*** Opening Data records ***

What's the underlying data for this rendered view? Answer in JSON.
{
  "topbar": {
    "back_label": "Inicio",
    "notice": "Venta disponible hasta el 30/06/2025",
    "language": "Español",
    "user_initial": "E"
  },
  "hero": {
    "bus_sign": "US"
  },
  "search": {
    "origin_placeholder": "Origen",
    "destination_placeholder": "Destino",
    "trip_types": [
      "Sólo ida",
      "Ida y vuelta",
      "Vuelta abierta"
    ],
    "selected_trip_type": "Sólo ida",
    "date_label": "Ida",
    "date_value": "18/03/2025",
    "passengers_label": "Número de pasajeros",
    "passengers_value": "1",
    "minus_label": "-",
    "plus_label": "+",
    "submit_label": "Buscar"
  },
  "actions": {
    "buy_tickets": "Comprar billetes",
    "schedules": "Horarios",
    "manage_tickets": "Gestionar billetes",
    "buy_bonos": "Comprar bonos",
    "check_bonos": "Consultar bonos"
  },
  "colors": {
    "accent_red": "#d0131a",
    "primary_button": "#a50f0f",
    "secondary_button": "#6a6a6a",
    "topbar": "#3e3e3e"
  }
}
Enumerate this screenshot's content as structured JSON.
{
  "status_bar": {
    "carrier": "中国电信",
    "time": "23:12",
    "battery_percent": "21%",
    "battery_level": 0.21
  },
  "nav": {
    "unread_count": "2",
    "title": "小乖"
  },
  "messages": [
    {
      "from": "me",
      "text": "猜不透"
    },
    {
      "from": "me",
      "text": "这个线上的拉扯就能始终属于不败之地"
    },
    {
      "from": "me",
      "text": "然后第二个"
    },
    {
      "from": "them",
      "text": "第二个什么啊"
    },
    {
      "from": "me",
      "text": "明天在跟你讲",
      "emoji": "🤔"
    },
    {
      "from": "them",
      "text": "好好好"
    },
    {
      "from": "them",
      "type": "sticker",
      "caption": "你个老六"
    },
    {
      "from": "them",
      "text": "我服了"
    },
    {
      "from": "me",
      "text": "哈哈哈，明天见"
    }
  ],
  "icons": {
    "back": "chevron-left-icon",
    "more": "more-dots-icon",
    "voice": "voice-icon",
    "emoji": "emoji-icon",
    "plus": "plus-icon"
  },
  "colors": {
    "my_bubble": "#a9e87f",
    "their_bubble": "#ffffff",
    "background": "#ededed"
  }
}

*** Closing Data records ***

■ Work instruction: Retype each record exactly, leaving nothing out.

■ Your response:
What's the underlying data for this rendered view? Answer in JSON.
{
  "topbar": {
    "back_label": "Inicio",
    "notice": "Venta disponible hasta el 30/06/2025",
    "language": "Español",
    "user_initial": "E"
  },
  "hero": {
    "bus_sign": "US"
  },
  "search": {
    "origin_placeholder": "Origen",
    "destination_placeholder": "Destino",
    "trip_types": [
      "Sólo ida",
      "Ida y vuelta",
      "Vuelta abierta"
    ],
    "selected_trip_type": "Sólo ida",
    "date_label": "Ida",
    "date_value": "18/03/2025",
    "passengers_label": "Número de pasajeros",
    "passengers_value": "1",
    "minus_label": "-",
    "plus_label": "+",
    "submit_label": "Buscar"
  },
  "actions": {
    "buy_tickets": "Comprar billetes",
    "schedules": "Horarios",
    "manage_tickets": "Gestionar billetes",
    "buy_bonos": "Comprar bonos",
    "check_bonos": "Consultar bonos"
  },
  "colors": {
    "accent_red": "#d0131a",
    "primary_button": "#a50f0f",
    "secondary_button": "#6a6a6a",
    "topbar": "#3e3e3e"
  }
}
Enumerate this screenshot's content as structured JSON.
{
  "status_bar": {
    "carrier": "中国电信",
    "time": "23:12",
    "battery_percent": "21%",
    "battery_level": 0.21
  },
  "nav": {
    "unread_count": "2",
    "title": "小乖"
  },
  "messages": [
    {
      "from": "me",
      "text": "猜不透"
    },
    {
      "from": "me",
      "text": "这个线上的拉扯就能始终属于不败之地"
    },
    {
      "from": "me",
      "text": "然后第二个"
    },
    {
      "from": "them",
      "text": "第二个什么啊"
    },
    {
      "from": "me",
      "text": "明天在跟你讲",
      "emoji": "🤔"
    },
    {
      "from": "them",
      "text": "好好好"
    },
    {
      "from": "them",
      "type": "sticker",
      "caption": "你个老六"
    },
    {
      "from": "them",
      "text": "我服了"
    },
    {
      "from": "me",
      "text": "哈哈哈，明天见"
    }
  ],
  "icons": {
    "back": "chevron-left-icon",
    "more": "more-dots-icon",
    "voice": "voice-icon",
    "emoji": "emoji-icon",
    "plus": "plus-icon"
  },
  "colors": {
    "my_bubble": "#a9e87f",
    "their_bubble": "#ffffff",
    "background": "#ededed"
  }
}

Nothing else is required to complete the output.